On Wednesday, July 27, ICIRR members joined Mijente, Organized Communities Against Deportations, Cook County Commissioner Alma Anaya, and more for a press conference and hearing to expose how ICE is skirting state and local sanctuary laws across the country by using data brokers like LexisNexis.
How does it work? Cinthya Rodriguez from Mijente explained in an op-ed at Truthout:
ICE now has a specialized LexisNexis subscription that allows it to obtain private and public data without a warrant, without subpoenas and without requests to local police departments or sheriff’s offices.

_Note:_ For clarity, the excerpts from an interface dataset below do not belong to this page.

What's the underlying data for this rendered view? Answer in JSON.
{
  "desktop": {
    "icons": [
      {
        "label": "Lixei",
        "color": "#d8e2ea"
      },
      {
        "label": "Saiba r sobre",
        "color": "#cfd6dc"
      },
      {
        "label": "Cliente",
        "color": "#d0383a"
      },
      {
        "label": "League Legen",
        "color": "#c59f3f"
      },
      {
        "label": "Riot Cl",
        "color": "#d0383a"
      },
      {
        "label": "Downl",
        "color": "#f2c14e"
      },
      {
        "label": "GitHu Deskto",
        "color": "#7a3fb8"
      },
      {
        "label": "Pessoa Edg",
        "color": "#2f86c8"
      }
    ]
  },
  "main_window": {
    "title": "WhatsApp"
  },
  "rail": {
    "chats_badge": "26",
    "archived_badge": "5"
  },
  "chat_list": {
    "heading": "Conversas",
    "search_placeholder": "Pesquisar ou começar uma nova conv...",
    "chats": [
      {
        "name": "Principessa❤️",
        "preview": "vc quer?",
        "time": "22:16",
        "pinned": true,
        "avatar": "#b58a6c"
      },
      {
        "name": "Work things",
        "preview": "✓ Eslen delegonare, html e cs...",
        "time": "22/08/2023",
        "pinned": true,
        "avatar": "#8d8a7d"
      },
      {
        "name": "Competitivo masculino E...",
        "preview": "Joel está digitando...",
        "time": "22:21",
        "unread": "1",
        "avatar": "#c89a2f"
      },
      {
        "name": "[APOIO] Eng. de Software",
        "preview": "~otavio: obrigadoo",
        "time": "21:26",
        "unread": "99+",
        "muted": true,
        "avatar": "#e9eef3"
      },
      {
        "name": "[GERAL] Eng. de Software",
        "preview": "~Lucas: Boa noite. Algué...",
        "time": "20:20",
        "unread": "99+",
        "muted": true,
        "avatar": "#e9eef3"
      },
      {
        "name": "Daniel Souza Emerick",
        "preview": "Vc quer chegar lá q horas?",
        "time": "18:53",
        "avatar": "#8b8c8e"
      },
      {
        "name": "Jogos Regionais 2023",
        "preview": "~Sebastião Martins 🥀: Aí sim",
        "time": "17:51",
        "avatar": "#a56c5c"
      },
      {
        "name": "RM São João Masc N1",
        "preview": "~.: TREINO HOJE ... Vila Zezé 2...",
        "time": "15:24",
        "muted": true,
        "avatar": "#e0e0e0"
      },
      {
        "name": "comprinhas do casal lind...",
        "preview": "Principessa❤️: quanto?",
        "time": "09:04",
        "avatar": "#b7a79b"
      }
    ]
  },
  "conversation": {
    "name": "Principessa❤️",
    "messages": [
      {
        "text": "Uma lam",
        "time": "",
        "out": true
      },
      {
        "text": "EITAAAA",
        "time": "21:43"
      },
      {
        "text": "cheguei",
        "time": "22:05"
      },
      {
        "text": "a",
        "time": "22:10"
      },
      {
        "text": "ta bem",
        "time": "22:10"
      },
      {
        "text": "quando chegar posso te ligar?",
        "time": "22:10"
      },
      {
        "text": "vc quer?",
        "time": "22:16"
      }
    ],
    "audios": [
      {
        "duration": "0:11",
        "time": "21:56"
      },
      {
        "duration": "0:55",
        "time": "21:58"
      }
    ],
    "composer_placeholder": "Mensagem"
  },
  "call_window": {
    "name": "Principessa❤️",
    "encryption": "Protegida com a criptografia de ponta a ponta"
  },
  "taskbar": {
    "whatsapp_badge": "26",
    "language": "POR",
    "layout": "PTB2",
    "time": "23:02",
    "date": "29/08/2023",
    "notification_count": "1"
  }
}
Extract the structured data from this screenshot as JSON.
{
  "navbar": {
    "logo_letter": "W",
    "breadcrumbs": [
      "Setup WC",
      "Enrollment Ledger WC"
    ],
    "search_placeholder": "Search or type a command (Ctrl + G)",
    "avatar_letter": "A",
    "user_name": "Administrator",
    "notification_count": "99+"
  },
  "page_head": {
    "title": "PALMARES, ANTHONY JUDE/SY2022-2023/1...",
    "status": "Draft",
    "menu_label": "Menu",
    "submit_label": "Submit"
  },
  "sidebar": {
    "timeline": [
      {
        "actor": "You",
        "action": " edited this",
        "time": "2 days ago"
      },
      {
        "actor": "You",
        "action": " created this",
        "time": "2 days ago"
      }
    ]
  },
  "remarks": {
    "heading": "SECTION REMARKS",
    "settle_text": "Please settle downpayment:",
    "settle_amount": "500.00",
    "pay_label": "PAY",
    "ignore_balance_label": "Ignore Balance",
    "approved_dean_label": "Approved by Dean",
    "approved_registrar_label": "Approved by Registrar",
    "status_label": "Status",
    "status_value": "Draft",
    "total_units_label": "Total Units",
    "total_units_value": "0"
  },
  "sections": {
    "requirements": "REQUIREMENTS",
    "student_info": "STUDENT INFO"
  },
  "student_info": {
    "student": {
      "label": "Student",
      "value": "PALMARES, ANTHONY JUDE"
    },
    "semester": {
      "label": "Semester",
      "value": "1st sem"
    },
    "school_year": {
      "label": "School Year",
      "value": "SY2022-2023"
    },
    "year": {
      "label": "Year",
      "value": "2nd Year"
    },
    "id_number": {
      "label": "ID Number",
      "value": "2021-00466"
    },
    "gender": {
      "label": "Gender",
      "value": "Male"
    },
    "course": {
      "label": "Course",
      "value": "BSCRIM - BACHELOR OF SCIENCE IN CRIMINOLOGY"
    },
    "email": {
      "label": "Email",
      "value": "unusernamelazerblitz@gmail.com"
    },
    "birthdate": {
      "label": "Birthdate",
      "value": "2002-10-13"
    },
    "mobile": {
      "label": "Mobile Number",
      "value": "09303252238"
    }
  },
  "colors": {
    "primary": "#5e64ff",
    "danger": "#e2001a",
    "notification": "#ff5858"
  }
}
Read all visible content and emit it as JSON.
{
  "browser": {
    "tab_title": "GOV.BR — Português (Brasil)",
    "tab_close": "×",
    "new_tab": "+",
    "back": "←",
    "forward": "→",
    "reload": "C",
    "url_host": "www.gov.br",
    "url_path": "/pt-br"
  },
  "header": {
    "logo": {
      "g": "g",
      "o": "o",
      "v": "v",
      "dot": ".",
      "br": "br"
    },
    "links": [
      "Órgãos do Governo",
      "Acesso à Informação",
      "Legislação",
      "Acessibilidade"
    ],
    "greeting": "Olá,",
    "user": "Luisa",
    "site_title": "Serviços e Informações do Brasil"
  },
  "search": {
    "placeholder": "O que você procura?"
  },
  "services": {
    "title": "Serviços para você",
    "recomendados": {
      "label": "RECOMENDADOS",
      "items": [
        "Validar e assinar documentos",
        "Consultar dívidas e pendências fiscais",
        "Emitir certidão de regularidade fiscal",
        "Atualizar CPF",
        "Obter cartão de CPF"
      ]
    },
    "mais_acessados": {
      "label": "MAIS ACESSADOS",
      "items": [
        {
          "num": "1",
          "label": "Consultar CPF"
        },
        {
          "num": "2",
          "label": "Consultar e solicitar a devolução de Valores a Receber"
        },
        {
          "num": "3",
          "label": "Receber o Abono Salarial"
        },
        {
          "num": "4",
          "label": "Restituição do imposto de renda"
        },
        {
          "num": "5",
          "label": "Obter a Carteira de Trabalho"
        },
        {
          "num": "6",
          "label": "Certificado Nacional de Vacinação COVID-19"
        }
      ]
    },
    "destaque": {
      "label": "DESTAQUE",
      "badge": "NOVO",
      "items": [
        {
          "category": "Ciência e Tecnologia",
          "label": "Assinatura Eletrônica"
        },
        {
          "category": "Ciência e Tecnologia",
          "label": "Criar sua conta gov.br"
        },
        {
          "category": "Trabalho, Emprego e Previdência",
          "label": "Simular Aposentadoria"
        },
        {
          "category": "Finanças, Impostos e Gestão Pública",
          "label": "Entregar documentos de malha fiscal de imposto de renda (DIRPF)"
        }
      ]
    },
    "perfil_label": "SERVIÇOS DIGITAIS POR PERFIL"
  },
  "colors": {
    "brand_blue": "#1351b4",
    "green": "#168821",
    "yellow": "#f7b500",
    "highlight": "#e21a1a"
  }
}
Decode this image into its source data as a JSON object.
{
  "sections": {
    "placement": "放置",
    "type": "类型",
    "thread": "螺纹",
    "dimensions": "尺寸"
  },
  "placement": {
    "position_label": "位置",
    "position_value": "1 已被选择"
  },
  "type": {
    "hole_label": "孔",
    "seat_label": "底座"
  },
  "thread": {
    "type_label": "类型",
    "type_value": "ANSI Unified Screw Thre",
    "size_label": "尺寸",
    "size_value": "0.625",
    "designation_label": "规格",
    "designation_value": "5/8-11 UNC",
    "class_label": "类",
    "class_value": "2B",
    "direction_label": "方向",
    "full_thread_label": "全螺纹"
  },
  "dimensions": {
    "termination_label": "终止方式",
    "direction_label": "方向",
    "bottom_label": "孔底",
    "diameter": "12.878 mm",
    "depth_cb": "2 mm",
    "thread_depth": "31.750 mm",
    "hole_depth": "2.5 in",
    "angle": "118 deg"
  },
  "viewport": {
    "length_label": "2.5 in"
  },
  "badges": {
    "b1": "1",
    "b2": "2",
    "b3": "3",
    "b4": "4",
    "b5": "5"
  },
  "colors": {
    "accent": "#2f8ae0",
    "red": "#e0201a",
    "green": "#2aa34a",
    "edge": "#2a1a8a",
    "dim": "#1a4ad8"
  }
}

For the bargain basement price of around $4.4 million a year, ICE agents buy access to vast reams of commercial and public data — 1.5 billion bankruptcy records, 77 million business contacts, 330 million unique cell phone numbers, 11.3 billion name and address combinations, 6.6 billion vehicle registrations and 6.5 billion property records, according to its website.
ICE having access to this data puts immigrant communities at risk. Michelle Garcia from Access Living spoke at the press conference and explained her fears after seeing her 43-page file:
This information being in the hands of a third party like LexisNexis, and then potentially in the hands of ICE, puts my loved ones and other community members at risk. I have the privilege of citizenship, but if I were one of the millions of undocumented people living in the US, ICE could find me within a matter of hours by searching through a report like mine. ICE still has free rein to go after anyone they believe is deportable, and data sharing by companies like LexisNexis facilitates ICE’s deportation enforcement work in Cook County and in Illinois despite our county welcoming laws and state laws including the Illinois TRUST Act and Illinois Way Forward Act. I am not an exception.
WATCH Michelle's full testimony here:
Fred Tsao, ICIRR's senior policy counsel laid out our demands at the Cook County hearing organized by Commissioner Alma Anaya:
We need our county agencies, to the extent that they have not done so already, to audit their data sharing and sale policies. We also need to restrict the sale or sharing of such data, not just directly with other government entities but also with third parties with which those entities share data. And we should ask our county agencies to review their data collection practices, since what they do not collect they cannot sell or otherwise share.
WATCH the full press conference:
READ MORE coverage:
ICE’s use of data brokers to ‘go around’ sanctuary laws under fire (Washington Post)